Yep, they're cute
A sweet picture, a smitten Dad took.
When Mom was first married, she didn't want kids. She was of course, only 16. But in Alaska, she babysat a little girl who changed her mind about kids. Mom and Dad were expecting by the time Mom turned 18.
They decided to move back to Pennsylvania to be near family, leaving all their friends and home in Alaska for another cross country road trip while Mom was pregnant.
The new parents and Clover
Then, quite quickly, there were four.
Mom and Tyler snuggled up for a Sunday afternoon nap
And then there were five. And then...
By the time Mom was 27, she had six kids. They were settled in Delaware and Dad worked shift work, so she was home alone most nights.
When she was 28, Mom and Dad moved from Delaware to Northern New York. They bought a dairy farm in partnership with her brother Scott and his wife Geri. This is just a part of my life story, something I don't think about a lot, but last year, Cody asked me "Did you ever think how amazing that was? With six kids? They just moved several hundred miles to buy an expensive farm and make a living doing something Dad had never done before." And when I think of that, of doing that now, with my family, I start to understand how major that was.
In addition to raising six kids and helping with the farm, Mom started a Daycare. In a few years, Mom started doing substitute teaching and started work on her associates degree.
When she was 36, Mom and Dad had Olivia, the seventh. Two years later, Victoria rounded out the kid ranks at an even eight.
When Tori was a little older, she went back to working in social work, where she still is. She has done nutrition, literacy, job placement for people getting off welfare, drug and alcohol abuse counseling, and now she is a case manager for people who have several serious diseases.
And somehow, in the midst of being a mother, working full time, and worrying about what needed done on the farm, she completed her bachelors degree.
She is amazing.
And through all of this life, through heartbreak, adventure, and hard work, Mom never lost her love of beauty. Even though money was tight, we had beautiful prints from artists Mom loved on our walls. Some from calenders, some from magazines, others from the artists themselves. Often they were tacked up with pins, but they were there. To cultivate a love of beauty in us kids. To show us that life could be beautiful, no matter how hard things seemed.

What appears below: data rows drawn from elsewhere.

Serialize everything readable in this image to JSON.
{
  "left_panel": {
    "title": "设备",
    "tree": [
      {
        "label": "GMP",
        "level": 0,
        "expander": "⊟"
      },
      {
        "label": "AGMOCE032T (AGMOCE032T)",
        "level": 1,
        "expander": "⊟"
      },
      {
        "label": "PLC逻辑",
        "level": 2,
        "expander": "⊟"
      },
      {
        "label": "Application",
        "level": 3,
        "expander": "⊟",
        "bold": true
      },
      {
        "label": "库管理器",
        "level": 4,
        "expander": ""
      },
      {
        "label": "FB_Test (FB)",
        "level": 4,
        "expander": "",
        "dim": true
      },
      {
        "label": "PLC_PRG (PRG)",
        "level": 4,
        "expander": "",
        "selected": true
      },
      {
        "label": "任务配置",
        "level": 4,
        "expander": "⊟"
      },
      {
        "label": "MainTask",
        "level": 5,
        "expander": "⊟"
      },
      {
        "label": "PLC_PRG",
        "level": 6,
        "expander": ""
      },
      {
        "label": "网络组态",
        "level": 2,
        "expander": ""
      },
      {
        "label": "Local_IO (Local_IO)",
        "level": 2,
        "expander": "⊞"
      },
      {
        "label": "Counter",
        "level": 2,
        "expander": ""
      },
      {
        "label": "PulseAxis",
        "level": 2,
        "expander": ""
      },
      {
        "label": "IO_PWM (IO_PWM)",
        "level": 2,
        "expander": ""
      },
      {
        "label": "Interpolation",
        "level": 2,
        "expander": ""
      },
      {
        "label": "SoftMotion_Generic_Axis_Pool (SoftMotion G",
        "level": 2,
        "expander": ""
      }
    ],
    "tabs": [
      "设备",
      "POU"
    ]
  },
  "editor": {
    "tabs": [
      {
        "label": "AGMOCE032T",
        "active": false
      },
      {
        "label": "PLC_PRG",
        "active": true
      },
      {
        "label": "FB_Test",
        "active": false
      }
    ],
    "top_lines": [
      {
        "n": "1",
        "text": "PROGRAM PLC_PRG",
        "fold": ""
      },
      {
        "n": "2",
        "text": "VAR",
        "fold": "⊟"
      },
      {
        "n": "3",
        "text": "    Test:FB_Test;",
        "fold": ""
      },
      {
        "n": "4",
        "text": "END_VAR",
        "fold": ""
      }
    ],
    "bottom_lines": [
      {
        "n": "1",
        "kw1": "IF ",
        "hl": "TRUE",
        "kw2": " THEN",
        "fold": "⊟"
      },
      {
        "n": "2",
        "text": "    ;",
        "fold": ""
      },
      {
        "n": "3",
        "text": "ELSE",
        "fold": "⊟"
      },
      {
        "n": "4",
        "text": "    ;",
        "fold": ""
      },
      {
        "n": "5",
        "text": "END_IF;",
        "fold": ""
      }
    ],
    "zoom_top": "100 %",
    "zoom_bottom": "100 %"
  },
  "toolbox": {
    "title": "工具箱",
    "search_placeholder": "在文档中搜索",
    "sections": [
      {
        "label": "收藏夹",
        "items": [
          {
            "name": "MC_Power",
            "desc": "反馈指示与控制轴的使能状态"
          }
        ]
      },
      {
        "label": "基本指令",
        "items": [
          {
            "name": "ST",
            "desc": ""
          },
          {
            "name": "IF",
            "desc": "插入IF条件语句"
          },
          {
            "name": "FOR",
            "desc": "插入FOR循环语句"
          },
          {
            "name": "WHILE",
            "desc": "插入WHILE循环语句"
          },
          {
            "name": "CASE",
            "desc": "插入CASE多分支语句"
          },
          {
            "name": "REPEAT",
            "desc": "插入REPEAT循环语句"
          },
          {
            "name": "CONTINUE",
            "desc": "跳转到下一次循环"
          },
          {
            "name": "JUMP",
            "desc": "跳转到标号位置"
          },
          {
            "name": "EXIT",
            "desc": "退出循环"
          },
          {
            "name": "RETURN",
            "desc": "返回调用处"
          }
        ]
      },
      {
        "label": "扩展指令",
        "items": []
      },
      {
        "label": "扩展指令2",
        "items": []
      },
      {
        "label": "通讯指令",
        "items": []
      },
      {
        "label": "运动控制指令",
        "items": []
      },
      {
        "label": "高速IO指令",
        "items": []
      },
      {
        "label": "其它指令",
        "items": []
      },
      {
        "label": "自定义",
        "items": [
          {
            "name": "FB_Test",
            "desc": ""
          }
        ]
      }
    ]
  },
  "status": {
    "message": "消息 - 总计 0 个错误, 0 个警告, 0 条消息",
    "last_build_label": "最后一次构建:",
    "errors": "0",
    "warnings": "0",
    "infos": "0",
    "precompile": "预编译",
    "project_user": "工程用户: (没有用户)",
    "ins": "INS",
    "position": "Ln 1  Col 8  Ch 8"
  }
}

She has always loved writing and wrote several commentaries for the North Country branch of NPR. Commentaries so well received that they were taken up by the national NPR programs and friends in different parts of the country called to say they had heard Mom reading her writing on their local NPR station.
She still loves a good joke, but has expanded her appreciation to include things unrelated to elephants.

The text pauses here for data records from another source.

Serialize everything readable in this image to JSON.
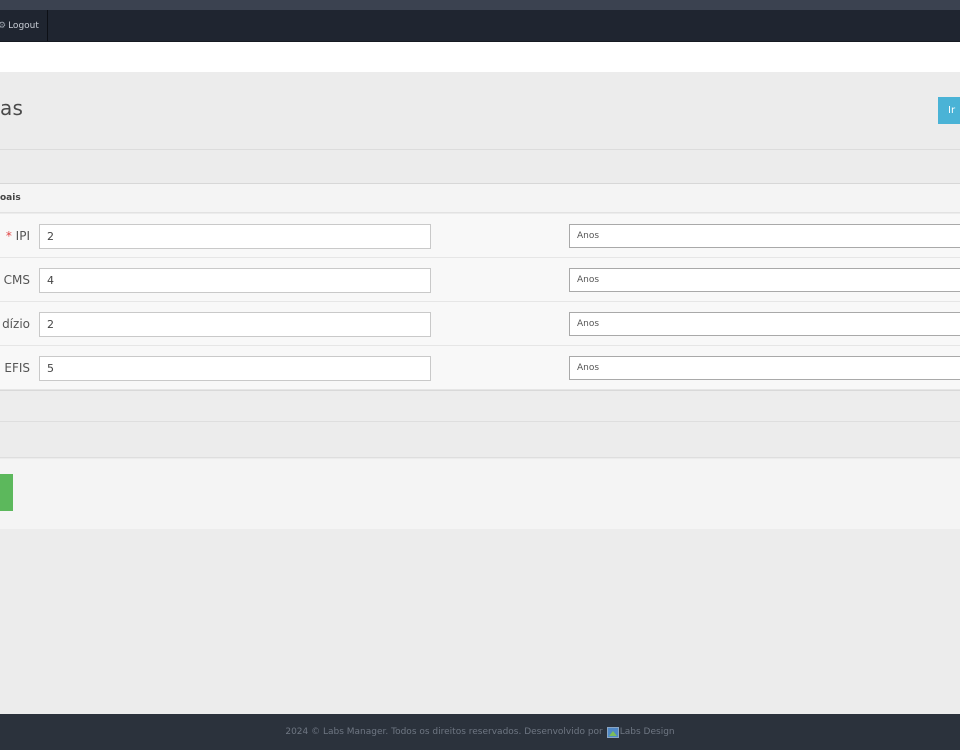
{
  "navbar": {
    "logout_icon": "gear-icon",
    "logout_icon_glyph": "⚙",
    "logout_label": "Logout"
  },
  "header": {
    "title_fragment": "as",
    "ir_button_label": "Ir"
  },
  "section": {
    "heading_fragment": "oais"
  },
  "rows": [
    {
      "label": "IPI",
      "required_mark": "*",
      "value": "2",
      "unit": "Anos"
    },
    {
      "label": "CMS",
      "value": "4",
      "unit": "Anos"
    },
    {
      "label": "dízio",
      "value": "2",
      "unit": "Anos"
    },
    {
      "label": "EFIS",
      "value": "5",
      "unit": "Anos"
    }
  ],
  "footer": {
    "text": "2024 © Labs Manager. Todos os direitos reservados. Desenvolvido por",
    "image_icon": "broken-image-icon",
    "image_alt": "Labs Design"
  },
  "colors": {
    "navbar": "#1f2530",
    "ir_button": "#4ab3d6",
    "save_button": "#5cb85c",
    "footer": "#2b323c",
    "required": "#e04343"
  }
}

She still adores kids, particularly her grandkids. Who all think she is the bee's knees.
And, while I don't often talk about this sort of thing on my blog, the greatest thing she and Dad passed on to us kids was their immense faith in God. It was a constant in our life that made us kids seek out that same incredibly precious constant; the constant that gives our lives purpose and joy.
I don't suffer any delusions that Mom is some kind of saint. But she has done a remarkable job with the hand life dealt her. And somehow, she is completely convinced she did it all wrong. Despite raising eight (seemingly...) well adjusted kids to adulthood (well, Tori has a few more weeks of minorhood) she is convinced that she majorly failed us in some way or another. Despite being an incredible cook, she apologizes 14 times at every meal for the food's shortcomings. Maybe that is why she is so great. She doesn't take her self seriously and doesn't bring up all the things she has done and overcome when I am whining about some minor blip in my life's schedule. If you asked her, she would probably say she hasn't accomplished much and downplay all the things I just wrote.
So here's to her. On her 56th birthday. One of the most accomplished women I have ever known.
With her grandkids
One of the pigroasts, which stressed Mom out, but she was willing to have because we all wanted it. And because she loved them once everyone was there.
One of the most recent pictures of all the Lee and Jill Vaughan Family.
Mom and Dad with all thirteen of their grandkids last month.